The investigators in January set up an array of infrared night vision cameras, digital recorders and electromagnetic field testers at two locations inside the building in hopes of documenting a finding.
“A recorder and a night vision camera were positioned close to the disassembled Moeller organ in the building’s auditorium,” said Levy. “Similar detection devices were set in the front of the building inside the old lobby.”
The mighty Moeller organ provided background music for silent films. It’s been in the auditorium since the theater opened 100 years ago.
Inside the lobby, Levy began to ask questions out loud, among them: “I’m from the neighborhood. Can you show me around?” Levy detected a hint of a response on the recorder, but further investigating will be required before a determination can be made.
“We believe we have a male’s voice, responding either yes or no but more research is in order. The organ was more promising. It produced a sounding,” he continued
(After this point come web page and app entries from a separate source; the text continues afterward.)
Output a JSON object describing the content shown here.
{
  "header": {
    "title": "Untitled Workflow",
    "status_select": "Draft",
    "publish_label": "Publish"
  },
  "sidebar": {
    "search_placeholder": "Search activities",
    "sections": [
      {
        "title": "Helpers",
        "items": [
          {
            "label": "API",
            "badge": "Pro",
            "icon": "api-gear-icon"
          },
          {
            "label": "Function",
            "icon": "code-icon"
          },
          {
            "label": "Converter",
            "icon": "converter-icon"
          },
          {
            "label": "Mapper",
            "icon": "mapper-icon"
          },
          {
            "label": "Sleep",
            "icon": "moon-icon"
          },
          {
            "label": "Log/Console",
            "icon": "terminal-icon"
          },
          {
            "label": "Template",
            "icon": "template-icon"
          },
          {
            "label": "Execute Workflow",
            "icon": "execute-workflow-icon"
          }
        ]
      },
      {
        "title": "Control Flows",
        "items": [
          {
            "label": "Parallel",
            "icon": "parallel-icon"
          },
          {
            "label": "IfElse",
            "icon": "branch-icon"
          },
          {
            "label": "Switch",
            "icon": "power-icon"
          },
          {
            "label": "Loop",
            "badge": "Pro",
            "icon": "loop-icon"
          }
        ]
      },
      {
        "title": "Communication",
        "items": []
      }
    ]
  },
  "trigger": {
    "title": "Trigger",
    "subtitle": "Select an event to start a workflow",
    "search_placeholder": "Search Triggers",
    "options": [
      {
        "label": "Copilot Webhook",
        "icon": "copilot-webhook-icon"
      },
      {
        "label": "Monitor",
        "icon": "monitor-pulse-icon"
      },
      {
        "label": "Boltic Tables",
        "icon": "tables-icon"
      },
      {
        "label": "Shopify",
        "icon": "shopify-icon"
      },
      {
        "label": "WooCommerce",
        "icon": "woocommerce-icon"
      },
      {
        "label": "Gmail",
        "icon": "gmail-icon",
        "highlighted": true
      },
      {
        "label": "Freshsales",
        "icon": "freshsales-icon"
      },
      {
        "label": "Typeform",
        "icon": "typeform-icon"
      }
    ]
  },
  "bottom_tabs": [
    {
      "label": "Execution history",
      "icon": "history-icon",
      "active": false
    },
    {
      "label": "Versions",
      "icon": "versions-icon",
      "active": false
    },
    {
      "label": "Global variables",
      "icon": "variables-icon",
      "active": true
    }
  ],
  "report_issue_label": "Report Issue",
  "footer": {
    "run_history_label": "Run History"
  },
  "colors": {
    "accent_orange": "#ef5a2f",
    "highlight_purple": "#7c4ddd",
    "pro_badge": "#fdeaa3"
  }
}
Levy shared his ear phones with an Irish Edition writer so he, too, could evaluate the sounding. The finding suggested computer generated music; the type one hears as well as views on an oscillating video screen.
Until this January the sole reference to paranormal activity at the old Richmond Theater dates back to the 1940s when Casper the Friendly Ghost raced across its silver screen, frightening tots during Saturday matinee cartoon shows.
But that was Hollywood fantasy, much different from the cries and whispers Gillespie and the Olde City Paranormal investigators are trying to make sense of these days.
When queried on what prompted his interest in such an esoteric field, Levy said, “As a kid, I was interested in ghosts. As an adolescent, it was reading science fiction and watching TV programs on all things paranormal,” he explained.
Levy believes he shared a paranormal interaction with his late grandfather, according to a November 2012 interview with Philadelphia Daily News reporter Stephanie Farr.
While on patrol one night, while his family was down the shore, Levy stopped at his mother’s empty house in Port Richmond to use the bathroom.
Once inside, he spotted a figure slip into a room where his late grandfather used to sleep. The figure was his grandfather, dead for more than 20 years, swears Levy.
“There was no doubt in my mind it was him — his height, his walk, his stature — it was him,” he told the Daily News. Levy said the investigators would return later this year to Richmond Street when the weather gets warmer, to attempt more findings.
The investigators maintain an informational website at: www.oldecityparanormal.com.
Gillespie’s used book emporium sits inside a former nickelodeon dating back to a time when America’s emerging entertainment industry was supplying the world with silent films.
The Richmond Theater with its 1,026 seats began projecting the flickers in 1913 — the same year the US Mint here began producing a new five-cent nickel coin stamped with the image of an American Indian and a Great Plains bison.
“We have more than 125,000 books and collectible ephemera ranging from periodicals to posters to photographs,” said Gillespie. Now he’s wondering if phantoms and poltergeists are sharing space along his shelves.
For book worms of a certain age, his shop triggers an olfactory sensation dating back decades to Leary’s Used Books on South Ninth Street. Celebrated by book lovers worldwide, it’s the redolence of paper dust.
A retired City Hall environmental health inspector, Gillespie’s love of books dates back to a fondness for reading while still a child.
“I grew up collecting books. Then I met the late Jay Kogan. He introduced me to book fairs, which led to my life of buying, selling and trading books,” said Gillespie.
Jay Kogan’s widow, Deen, helped Gillespie set up his business. An ardent lover of books, Deen Kogan operates Society Hill Playhouse, a Philadelphia showcase for more than fifty years of stage productions with Irish themes.